**YOUR GOAL**
Among the lines of the records, find all that carry the word "processes" and copy them.

**RECORDS FOR THIS TASK**
-=-=-=-=-

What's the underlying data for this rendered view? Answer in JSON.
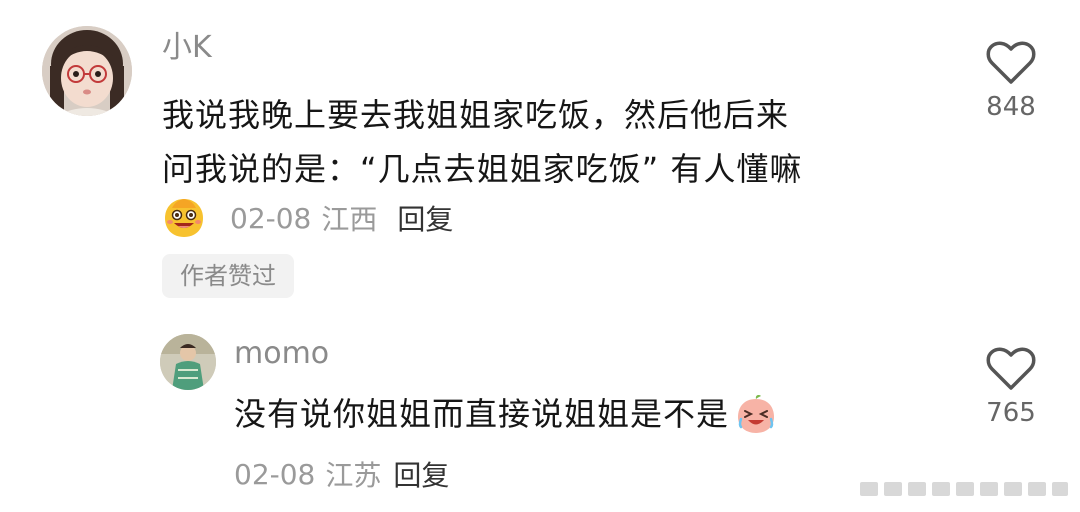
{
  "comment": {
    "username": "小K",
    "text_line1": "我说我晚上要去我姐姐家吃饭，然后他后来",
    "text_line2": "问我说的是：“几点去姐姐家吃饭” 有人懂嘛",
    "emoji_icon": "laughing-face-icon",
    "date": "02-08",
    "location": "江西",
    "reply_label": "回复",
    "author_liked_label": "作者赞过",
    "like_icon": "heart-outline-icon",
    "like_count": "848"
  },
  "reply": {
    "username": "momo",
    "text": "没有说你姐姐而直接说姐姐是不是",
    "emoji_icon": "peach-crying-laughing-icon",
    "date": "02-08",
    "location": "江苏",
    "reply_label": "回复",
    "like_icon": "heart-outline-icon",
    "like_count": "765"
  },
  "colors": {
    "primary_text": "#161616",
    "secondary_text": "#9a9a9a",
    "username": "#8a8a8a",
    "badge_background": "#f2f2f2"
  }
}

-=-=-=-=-

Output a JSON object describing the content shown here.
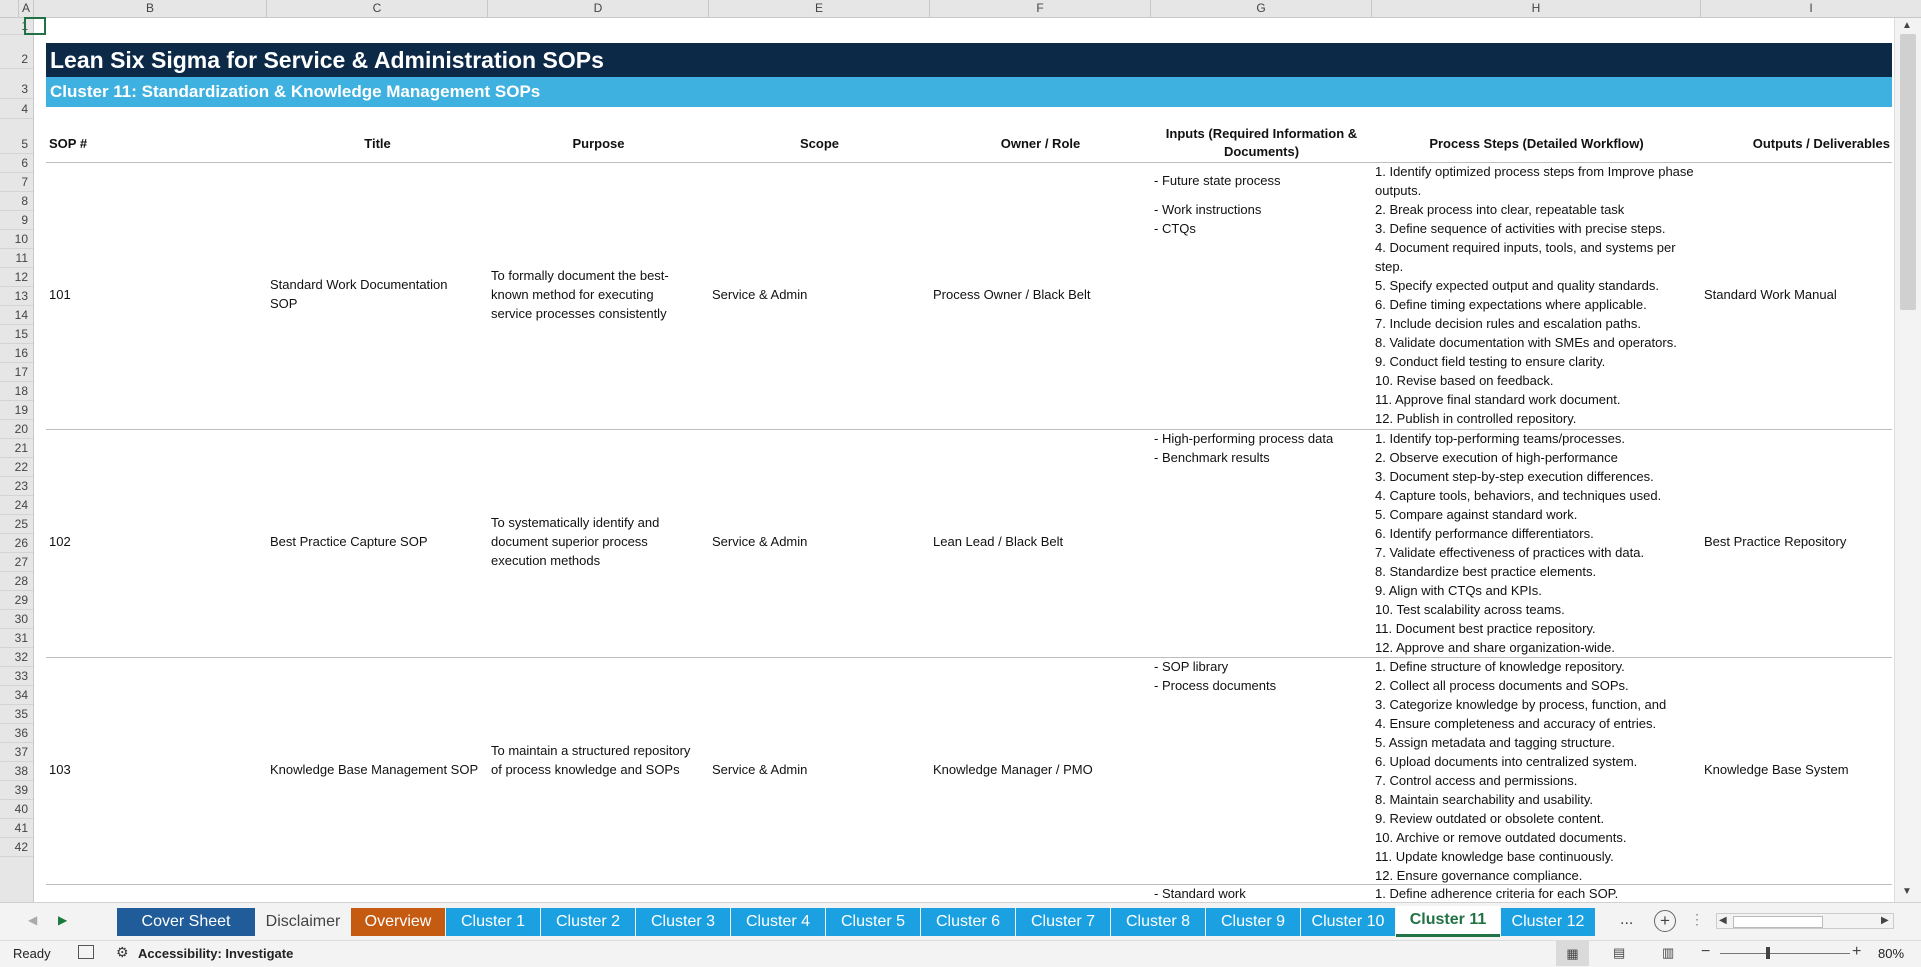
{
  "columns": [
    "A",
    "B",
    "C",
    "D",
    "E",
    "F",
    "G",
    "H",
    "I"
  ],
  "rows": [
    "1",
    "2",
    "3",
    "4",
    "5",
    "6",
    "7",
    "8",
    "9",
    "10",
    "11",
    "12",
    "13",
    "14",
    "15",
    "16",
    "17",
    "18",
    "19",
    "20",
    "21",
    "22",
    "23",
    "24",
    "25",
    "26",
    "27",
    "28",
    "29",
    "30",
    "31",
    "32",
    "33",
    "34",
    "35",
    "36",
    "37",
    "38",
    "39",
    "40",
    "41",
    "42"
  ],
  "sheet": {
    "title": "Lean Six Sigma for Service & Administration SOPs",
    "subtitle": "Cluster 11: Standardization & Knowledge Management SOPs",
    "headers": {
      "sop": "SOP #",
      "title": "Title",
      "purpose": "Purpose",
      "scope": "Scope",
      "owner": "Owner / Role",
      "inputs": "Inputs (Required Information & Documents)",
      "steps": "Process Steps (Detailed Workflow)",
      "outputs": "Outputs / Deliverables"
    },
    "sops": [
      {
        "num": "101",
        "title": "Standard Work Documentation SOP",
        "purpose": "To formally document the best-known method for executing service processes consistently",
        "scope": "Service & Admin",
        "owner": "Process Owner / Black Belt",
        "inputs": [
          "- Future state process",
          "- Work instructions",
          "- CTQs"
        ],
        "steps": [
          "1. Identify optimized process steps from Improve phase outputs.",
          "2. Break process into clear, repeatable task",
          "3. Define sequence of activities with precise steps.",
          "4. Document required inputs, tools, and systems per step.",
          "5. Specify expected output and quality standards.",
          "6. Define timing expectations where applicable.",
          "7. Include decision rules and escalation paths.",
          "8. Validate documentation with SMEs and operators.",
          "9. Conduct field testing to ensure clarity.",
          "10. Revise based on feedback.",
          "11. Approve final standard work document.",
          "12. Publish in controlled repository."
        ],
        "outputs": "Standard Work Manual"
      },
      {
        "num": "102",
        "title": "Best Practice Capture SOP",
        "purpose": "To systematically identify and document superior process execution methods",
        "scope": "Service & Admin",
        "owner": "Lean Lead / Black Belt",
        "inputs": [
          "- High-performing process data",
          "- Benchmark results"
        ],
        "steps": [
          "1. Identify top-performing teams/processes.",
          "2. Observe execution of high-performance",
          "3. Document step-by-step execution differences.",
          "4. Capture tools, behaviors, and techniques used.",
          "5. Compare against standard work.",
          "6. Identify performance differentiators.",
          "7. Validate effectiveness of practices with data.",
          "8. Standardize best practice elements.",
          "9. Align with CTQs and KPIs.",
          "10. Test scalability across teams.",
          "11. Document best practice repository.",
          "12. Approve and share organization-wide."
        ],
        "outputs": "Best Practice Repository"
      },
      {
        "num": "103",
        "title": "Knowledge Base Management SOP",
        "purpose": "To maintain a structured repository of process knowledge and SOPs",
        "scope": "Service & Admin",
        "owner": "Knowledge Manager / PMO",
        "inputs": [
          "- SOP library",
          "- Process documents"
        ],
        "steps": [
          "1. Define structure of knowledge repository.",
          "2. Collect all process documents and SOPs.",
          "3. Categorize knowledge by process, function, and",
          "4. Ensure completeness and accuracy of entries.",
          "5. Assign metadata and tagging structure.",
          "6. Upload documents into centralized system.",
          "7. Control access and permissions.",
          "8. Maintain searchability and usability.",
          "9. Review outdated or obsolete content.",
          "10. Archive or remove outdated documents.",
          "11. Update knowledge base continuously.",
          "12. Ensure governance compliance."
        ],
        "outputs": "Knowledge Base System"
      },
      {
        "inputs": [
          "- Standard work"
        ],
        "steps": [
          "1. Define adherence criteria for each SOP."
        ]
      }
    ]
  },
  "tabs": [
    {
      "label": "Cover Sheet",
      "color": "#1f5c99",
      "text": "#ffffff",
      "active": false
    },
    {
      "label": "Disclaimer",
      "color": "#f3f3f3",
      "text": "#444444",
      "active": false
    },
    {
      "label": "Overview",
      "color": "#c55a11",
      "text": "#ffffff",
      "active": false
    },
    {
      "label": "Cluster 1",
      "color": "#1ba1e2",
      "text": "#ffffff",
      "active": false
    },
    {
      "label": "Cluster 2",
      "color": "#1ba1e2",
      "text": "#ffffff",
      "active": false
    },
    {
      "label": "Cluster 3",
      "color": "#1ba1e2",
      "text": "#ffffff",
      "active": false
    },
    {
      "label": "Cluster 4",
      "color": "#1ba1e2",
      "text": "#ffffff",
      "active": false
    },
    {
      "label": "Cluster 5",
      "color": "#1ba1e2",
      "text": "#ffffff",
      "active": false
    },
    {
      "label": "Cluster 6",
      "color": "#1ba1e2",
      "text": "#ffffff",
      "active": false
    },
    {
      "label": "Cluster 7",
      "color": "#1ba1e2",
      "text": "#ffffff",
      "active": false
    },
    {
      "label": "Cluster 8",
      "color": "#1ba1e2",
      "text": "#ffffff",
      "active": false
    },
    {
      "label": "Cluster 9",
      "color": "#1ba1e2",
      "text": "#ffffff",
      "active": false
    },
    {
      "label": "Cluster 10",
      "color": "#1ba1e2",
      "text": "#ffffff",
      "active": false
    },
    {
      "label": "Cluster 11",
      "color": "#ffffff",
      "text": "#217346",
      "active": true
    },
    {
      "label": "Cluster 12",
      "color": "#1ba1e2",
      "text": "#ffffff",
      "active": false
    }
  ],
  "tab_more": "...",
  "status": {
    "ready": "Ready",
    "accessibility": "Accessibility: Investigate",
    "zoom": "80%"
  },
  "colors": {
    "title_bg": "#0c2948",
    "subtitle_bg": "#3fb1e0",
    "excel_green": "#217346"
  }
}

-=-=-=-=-

**RESULT FOR THIS TASK**
        "purpose": "To formally document the best-known method for executing service processes consistently",
          "1. Identify top-performing teams/processes.",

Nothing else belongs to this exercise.